What needs to be done - Please count the lines in the data below that hold the word "likes", and give only the number.
+++
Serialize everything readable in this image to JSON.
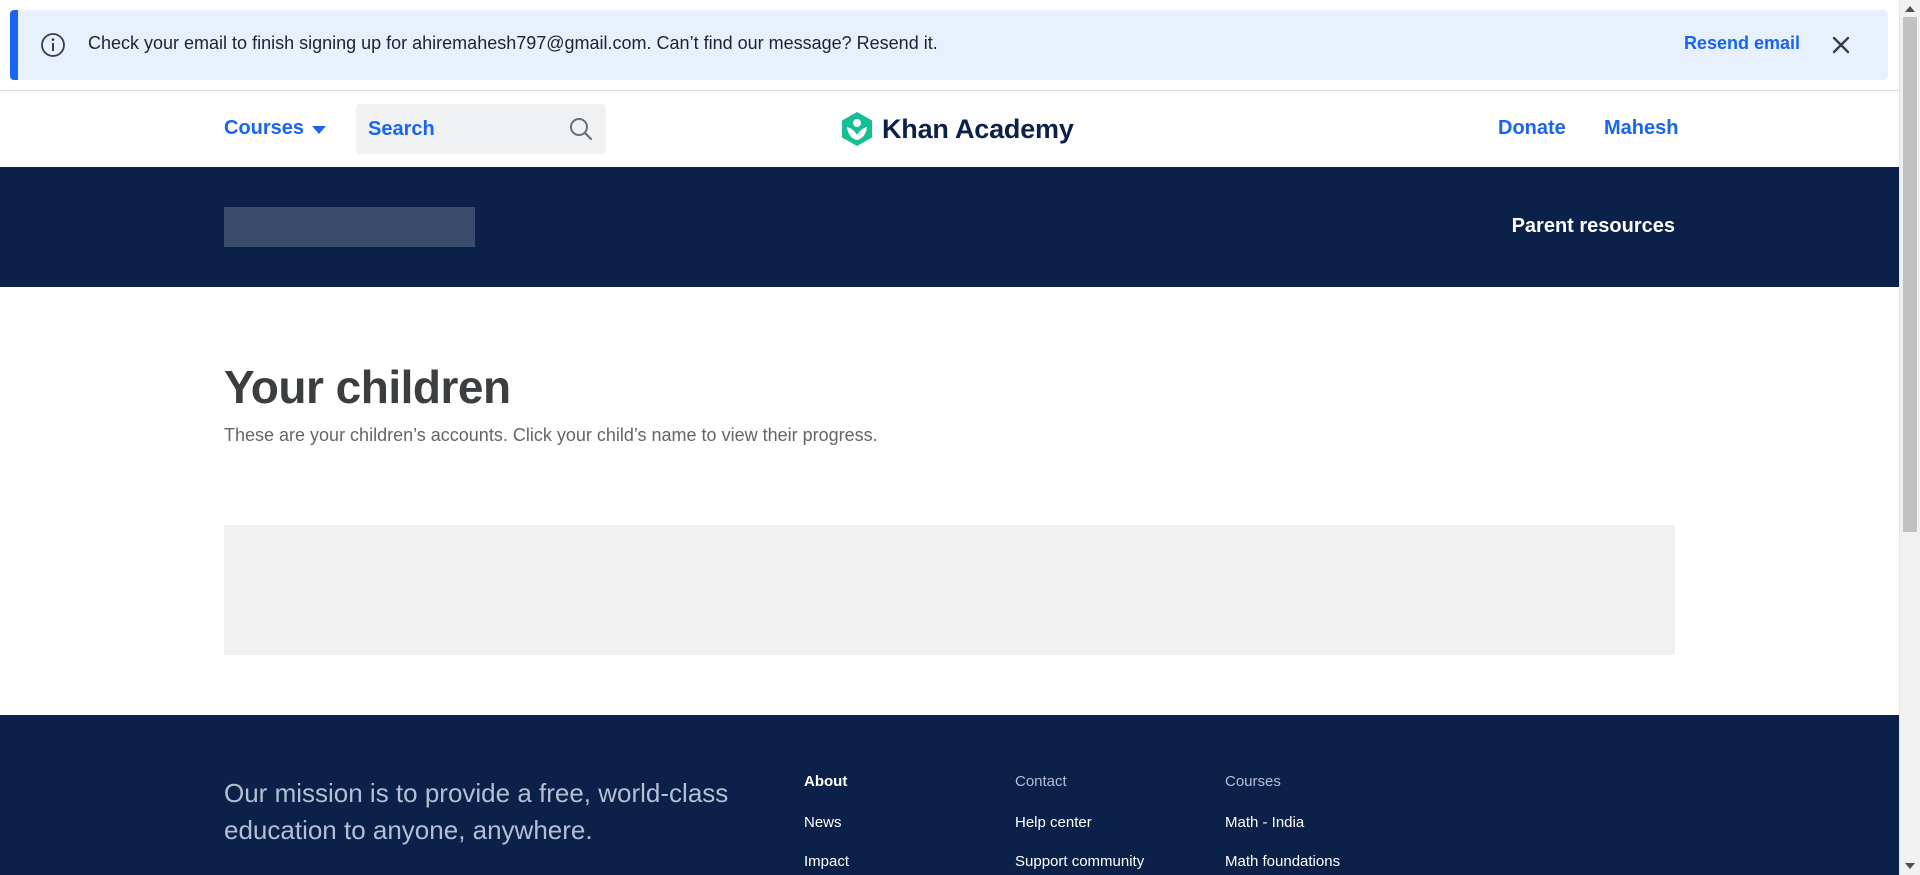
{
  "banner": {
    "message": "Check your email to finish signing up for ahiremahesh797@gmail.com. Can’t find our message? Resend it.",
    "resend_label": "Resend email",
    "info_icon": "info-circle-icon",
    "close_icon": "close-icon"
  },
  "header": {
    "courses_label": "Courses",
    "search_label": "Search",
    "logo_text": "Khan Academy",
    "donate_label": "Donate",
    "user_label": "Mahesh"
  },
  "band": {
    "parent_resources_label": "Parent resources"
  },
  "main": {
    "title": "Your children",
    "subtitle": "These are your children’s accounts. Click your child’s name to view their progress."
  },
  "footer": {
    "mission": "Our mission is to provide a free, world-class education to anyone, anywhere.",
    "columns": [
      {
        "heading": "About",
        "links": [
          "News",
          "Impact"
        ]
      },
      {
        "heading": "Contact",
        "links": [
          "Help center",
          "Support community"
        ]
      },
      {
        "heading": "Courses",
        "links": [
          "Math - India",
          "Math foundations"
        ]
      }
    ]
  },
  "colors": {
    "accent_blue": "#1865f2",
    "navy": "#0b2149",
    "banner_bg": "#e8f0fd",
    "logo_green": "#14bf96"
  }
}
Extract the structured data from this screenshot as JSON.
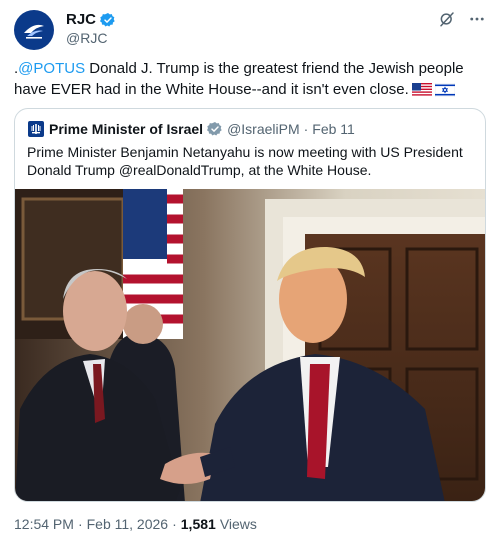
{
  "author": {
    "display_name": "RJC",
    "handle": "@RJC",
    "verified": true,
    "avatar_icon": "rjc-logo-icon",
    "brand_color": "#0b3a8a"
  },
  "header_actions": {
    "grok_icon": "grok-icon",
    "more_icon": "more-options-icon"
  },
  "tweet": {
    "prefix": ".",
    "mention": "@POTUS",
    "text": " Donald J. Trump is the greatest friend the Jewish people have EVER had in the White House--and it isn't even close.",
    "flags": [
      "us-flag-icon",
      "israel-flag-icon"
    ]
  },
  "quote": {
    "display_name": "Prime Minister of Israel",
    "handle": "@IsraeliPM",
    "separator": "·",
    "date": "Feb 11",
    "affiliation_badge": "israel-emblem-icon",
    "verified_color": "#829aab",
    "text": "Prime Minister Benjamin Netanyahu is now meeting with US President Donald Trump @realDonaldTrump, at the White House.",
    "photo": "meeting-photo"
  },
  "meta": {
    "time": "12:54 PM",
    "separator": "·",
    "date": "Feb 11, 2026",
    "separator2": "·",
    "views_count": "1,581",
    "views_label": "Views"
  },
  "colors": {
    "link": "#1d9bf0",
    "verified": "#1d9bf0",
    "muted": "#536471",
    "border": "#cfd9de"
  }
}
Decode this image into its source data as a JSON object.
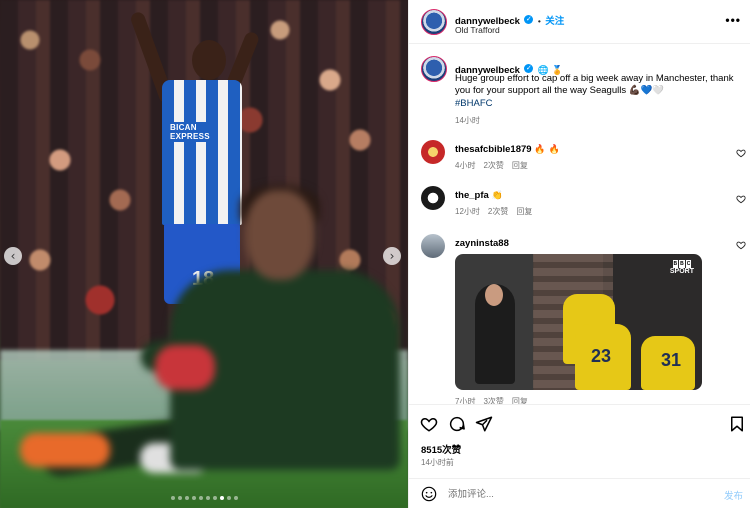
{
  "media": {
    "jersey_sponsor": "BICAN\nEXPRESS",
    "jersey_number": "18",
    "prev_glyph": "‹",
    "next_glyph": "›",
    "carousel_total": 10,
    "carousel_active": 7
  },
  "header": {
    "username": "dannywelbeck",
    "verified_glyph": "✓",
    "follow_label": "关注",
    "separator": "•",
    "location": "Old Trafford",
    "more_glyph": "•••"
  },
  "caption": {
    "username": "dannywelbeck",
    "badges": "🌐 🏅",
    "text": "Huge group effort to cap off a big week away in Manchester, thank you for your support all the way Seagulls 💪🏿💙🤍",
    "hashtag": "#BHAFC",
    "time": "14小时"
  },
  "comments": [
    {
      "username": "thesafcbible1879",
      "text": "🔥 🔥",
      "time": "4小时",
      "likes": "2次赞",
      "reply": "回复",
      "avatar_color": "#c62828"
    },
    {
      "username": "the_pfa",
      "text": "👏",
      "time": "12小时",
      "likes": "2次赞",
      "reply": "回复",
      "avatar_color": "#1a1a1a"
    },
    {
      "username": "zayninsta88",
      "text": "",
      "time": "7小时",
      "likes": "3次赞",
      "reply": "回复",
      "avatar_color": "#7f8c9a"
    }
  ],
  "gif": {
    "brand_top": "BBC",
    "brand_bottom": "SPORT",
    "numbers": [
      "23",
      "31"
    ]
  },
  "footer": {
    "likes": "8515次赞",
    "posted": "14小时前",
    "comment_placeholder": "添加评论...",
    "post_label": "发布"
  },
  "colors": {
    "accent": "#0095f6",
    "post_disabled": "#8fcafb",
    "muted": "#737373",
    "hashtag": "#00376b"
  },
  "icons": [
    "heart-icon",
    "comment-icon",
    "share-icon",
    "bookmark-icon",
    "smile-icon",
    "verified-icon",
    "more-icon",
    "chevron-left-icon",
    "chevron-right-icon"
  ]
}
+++
Result - 4